*Task prompt:*
Take the entries below and return them unchanged.
Start of Data
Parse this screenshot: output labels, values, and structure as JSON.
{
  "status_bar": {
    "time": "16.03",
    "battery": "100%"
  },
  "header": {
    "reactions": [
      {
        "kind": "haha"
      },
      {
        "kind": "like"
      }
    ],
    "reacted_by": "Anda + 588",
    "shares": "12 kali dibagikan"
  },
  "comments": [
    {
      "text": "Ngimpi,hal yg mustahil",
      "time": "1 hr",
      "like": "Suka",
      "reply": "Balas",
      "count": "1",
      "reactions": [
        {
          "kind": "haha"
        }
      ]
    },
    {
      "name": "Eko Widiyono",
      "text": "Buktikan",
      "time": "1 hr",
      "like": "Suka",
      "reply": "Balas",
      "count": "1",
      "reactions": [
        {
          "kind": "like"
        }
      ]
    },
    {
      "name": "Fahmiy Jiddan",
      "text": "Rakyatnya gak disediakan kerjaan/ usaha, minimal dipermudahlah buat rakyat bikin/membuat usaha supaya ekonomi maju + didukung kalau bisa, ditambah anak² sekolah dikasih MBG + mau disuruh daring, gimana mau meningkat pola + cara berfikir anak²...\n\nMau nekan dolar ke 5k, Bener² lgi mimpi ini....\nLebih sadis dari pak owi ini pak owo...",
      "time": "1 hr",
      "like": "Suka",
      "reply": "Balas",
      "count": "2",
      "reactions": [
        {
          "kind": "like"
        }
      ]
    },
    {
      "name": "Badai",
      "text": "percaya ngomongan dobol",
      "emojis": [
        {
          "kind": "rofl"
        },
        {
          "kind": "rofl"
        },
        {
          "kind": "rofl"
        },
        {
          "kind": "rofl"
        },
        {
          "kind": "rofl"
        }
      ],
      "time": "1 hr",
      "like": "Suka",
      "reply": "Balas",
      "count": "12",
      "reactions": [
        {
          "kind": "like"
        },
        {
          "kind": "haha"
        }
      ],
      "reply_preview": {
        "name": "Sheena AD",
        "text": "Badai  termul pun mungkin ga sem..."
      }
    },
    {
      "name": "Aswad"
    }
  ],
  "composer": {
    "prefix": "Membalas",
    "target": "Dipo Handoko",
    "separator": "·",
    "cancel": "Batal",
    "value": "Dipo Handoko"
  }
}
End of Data
*Output for this exercise:*
Parse this screenshot: output labels, values, and structure as JSON.
{
  "status_bar": {
    "time": "16.03",
    "battery": "100%"
  },
  "header": {
    "reactions": [
      {
        "kind": "haha"
      },
      {
        "kind": "like"
      }
    ],
    "reacted_by": "Anda + 588",
    "shares": "12 kali dibagikan"
  },
  "comments": [
    {
      "text": "Ngimpi,hal yg mustahil",
      "time": "1 hr",
      "like": "Suka",
      "reply": "Balas",
      "count": "1",
      "reactions": [
        {
          "kind": "haha"
        }
      ]
    },
    {
      "name": "Eko Widiyono",
      "text": "Buktikan",
      "time": "1 hr",
      "like": "Suka",
      "reply": "Balas",
      "count": "1",
      "reactions": [
        {
          "kind": "like"
        }
      ]
    },
    {
      "name": "Fahmiy Jiddan",
      "text": "Rakyatnya gak disediakan kerjaan/ usaha, minimal dipermudahlah buat rakyat bikin/membuat usaha supaya ekonomi maju + didukung kalau bisa, ditambah anak² sekolah dikasih MBG + mau disuruh daring, gimana mau meningkat pola + cara berfikir anak²...\n\nMau nekan dolar ke 5k, Bener² lgi mimpi ini....\nLebih sadis dari pak owi ini pak owo...",
      "time": "1 hr",
      "like": "Suka",
      "reply": "Balas",
      "count": "2",
      "reactions": [
        {
          "kind": "like"
        }
      ]
    },
    {
      "name": "Badai",
      "text": "percaya ngomongan dobol",
      "emojis": [
        {
          "kind": "rofl"
        },
        {
          "kind": "rofl"
        },
        {
          "kind": "rofl"
        },
        {
          "kind": "rofl"
        },
        {
          "kind": "rofl"
        }
      ],
      "time": "1 hr",
      "like": "Suka",
      "reply": "Balas",
      "count": "12",
      "reactions": [
        {
          "kind": "like"
        },
        {
          "kind": "haha"
        }
      ],
      "reply_preview": {
        "name": "Sheena AD",
        "text": "Badai  termul pun mungkin ga sem..."
      }
    },
    {
      "name": "Aswad"
    }
  ],
  "composer": {
    "prefix": "Membalas",
    "target": "Dipo Handoko",
    "separator": "·",
    "cancel": "Batal",
    "value": "Dipo Handoko"
  }
}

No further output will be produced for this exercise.